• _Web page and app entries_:
****************************************
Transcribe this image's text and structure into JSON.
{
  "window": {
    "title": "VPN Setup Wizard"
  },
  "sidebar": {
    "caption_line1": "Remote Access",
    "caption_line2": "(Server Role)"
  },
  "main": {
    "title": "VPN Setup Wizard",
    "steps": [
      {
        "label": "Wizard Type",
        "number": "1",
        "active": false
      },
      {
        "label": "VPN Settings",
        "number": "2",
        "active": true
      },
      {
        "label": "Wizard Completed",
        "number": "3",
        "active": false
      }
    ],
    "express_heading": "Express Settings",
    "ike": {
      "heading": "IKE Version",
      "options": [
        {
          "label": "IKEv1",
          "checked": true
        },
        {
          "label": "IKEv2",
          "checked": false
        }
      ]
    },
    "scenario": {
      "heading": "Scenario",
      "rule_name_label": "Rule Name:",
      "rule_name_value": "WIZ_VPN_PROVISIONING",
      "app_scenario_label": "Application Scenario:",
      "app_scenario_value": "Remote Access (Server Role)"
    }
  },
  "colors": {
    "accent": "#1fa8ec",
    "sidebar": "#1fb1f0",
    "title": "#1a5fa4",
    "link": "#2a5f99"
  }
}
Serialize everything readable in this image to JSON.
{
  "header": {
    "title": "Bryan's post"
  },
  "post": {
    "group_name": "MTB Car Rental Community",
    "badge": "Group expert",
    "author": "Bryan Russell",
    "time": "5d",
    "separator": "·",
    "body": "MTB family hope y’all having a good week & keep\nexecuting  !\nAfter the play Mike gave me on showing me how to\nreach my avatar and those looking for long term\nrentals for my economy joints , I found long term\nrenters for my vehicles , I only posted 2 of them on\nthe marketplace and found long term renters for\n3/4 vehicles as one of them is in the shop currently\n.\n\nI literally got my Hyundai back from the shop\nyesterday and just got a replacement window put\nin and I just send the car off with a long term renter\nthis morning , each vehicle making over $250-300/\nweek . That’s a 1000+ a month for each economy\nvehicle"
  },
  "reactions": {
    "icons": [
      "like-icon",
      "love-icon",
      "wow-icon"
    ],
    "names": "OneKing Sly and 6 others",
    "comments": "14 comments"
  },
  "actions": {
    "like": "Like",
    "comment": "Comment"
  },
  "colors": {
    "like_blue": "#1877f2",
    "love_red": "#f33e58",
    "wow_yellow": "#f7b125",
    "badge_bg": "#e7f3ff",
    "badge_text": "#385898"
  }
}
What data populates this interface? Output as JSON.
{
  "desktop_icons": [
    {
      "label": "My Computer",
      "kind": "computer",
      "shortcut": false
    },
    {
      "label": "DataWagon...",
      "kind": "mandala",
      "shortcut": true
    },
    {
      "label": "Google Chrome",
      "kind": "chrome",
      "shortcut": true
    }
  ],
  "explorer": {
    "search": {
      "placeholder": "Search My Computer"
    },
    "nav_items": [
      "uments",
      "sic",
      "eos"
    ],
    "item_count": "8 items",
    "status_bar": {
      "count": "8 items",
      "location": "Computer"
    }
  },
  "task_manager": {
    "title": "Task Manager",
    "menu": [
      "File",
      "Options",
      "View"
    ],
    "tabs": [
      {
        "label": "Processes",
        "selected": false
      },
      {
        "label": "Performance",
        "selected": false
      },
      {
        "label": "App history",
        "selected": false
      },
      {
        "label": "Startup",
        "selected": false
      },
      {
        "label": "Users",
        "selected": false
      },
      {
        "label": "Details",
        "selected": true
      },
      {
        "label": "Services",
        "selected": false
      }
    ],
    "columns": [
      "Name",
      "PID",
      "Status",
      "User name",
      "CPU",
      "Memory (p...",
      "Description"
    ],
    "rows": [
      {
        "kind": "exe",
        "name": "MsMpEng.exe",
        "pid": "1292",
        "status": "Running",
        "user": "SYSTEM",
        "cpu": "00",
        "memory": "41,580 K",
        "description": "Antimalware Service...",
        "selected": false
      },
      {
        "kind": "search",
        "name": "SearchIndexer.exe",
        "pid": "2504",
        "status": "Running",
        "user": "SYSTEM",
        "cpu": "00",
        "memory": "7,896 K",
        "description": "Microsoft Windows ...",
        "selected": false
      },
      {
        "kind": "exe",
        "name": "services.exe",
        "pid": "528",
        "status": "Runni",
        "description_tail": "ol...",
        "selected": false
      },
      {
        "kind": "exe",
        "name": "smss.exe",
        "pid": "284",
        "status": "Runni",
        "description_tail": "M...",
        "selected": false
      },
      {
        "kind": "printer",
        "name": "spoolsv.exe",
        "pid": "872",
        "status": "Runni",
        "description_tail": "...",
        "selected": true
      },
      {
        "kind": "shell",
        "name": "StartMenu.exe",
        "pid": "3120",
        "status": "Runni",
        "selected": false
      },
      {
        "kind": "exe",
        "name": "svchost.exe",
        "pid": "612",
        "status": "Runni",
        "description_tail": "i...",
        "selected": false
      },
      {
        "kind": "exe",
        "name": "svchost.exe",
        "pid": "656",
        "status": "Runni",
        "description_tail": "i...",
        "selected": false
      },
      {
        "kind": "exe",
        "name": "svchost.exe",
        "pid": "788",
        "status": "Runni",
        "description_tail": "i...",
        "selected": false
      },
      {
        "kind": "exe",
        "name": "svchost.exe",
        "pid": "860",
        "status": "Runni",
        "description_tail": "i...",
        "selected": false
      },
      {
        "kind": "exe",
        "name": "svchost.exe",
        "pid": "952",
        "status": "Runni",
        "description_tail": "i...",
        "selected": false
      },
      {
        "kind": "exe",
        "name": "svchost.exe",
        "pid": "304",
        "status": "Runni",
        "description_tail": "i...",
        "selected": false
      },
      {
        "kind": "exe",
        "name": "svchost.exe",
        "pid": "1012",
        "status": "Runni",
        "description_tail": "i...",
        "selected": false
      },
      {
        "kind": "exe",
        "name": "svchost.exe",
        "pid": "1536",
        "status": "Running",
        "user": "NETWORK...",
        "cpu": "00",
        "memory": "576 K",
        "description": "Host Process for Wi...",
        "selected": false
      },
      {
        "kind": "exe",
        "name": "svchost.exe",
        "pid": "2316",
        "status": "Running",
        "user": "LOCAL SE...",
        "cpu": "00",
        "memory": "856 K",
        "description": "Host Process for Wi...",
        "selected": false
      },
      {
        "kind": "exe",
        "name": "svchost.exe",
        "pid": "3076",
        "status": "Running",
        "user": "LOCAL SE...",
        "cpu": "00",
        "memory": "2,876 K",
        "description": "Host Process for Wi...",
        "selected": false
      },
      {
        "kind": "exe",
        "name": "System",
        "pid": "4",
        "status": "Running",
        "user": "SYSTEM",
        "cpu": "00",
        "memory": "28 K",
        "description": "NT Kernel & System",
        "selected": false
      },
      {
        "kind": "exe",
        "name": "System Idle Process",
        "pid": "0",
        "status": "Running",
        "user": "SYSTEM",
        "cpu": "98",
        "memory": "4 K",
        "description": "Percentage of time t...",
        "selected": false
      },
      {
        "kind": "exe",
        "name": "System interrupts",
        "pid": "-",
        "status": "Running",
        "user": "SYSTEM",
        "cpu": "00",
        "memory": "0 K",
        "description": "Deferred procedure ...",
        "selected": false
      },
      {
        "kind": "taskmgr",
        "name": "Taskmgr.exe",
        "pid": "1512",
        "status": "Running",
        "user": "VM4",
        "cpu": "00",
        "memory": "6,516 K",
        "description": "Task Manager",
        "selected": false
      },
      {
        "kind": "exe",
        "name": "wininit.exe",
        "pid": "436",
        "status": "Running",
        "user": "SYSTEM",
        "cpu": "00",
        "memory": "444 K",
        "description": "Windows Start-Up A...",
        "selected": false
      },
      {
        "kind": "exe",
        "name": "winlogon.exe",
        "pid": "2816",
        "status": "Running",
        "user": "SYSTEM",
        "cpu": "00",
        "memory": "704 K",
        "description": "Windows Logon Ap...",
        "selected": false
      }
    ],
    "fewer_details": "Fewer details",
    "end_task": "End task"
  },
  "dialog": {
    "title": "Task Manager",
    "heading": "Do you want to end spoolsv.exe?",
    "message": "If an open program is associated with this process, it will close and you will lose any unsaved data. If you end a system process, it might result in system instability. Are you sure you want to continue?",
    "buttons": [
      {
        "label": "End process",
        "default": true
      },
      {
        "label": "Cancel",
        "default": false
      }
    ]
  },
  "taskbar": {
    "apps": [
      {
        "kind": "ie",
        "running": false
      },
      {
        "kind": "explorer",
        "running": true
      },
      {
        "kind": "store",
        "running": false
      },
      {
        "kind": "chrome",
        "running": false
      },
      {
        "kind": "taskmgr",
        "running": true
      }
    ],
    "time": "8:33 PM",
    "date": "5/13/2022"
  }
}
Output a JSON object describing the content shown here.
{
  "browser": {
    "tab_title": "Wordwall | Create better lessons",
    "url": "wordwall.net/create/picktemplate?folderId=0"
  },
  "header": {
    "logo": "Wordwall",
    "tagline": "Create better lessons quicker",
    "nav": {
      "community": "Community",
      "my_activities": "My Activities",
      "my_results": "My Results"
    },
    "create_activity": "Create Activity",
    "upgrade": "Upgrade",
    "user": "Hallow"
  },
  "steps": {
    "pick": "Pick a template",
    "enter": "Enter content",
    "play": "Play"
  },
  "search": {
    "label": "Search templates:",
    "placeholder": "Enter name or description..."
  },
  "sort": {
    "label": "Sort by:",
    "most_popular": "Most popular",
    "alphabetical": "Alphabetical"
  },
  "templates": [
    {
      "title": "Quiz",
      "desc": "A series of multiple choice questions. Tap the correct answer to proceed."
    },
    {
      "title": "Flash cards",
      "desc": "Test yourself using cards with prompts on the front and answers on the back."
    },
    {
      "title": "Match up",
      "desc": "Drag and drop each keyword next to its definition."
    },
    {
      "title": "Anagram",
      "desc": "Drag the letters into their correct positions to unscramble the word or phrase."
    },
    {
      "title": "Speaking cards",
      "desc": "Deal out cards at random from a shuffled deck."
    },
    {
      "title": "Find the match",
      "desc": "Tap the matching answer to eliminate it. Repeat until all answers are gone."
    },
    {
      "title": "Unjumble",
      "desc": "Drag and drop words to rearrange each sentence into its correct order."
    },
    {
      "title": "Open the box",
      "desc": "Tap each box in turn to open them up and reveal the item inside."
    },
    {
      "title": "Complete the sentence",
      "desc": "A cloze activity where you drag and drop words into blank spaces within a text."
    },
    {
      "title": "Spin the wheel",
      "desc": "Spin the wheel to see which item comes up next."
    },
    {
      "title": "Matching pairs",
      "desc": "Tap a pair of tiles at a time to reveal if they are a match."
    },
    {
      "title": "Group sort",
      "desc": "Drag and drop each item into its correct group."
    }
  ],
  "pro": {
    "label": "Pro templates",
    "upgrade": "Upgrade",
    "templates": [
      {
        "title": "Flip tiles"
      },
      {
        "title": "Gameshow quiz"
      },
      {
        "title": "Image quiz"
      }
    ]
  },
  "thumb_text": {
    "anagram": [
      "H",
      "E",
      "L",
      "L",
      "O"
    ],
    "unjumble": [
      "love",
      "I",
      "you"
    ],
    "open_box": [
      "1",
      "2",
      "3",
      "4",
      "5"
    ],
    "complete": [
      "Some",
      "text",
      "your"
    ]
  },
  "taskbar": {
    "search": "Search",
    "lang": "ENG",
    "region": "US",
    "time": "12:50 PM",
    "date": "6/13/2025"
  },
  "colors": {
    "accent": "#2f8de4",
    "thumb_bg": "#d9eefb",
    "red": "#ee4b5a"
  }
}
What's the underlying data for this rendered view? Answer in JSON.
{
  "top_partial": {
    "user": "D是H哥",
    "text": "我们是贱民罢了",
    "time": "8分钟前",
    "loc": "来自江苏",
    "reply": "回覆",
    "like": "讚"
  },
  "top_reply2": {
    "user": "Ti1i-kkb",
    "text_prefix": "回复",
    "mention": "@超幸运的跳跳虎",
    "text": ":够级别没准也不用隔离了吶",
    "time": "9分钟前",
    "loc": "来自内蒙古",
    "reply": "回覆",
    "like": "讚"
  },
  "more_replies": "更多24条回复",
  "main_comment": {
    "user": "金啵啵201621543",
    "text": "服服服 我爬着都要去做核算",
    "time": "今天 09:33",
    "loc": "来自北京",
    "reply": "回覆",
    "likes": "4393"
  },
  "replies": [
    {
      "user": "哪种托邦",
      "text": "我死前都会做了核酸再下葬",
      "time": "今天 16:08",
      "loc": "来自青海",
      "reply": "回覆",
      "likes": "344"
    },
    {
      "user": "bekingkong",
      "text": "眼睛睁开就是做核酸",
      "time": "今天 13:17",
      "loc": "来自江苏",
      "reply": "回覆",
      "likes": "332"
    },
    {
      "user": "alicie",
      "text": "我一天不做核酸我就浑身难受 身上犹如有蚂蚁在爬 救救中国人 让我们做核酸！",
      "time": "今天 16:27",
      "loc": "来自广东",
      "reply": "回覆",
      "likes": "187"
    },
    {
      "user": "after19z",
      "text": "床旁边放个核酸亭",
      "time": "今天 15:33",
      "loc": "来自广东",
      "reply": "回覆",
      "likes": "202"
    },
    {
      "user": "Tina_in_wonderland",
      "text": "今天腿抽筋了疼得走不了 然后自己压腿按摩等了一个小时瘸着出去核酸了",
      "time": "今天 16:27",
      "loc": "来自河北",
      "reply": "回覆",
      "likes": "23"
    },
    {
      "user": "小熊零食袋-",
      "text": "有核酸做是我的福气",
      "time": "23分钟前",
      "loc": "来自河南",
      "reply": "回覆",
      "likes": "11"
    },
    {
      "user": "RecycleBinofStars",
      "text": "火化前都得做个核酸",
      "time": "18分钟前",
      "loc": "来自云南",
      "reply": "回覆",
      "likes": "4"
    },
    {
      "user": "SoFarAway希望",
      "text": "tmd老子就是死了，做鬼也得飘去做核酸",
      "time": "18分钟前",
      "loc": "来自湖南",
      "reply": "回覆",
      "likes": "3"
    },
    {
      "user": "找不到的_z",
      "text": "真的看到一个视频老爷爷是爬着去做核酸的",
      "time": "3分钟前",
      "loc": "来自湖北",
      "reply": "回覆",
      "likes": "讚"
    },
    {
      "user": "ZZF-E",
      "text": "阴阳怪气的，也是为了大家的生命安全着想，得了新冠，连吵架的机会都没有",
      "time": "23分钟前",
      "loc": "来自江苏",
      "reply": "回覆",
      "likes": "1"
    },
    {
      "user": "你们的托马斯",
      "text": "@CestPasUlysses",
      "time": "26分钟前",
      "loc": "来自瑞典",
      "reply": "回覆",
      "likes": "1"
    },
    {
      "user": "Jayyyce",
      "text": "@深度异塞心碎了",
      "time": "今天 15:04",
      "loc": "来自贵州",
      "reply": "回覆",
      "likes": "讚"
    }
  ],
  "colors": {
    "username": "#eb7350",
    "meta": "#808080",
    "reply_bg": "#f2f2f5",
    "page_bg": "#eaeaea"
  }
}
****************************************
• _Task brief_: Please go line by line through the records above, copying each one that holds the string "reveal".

• _Task answer_:
      "desc": "Tap each box in turn to open them up and reveal the item inside."
      "desc": "Tap a pair of tiles at a time to reveal if they are a match."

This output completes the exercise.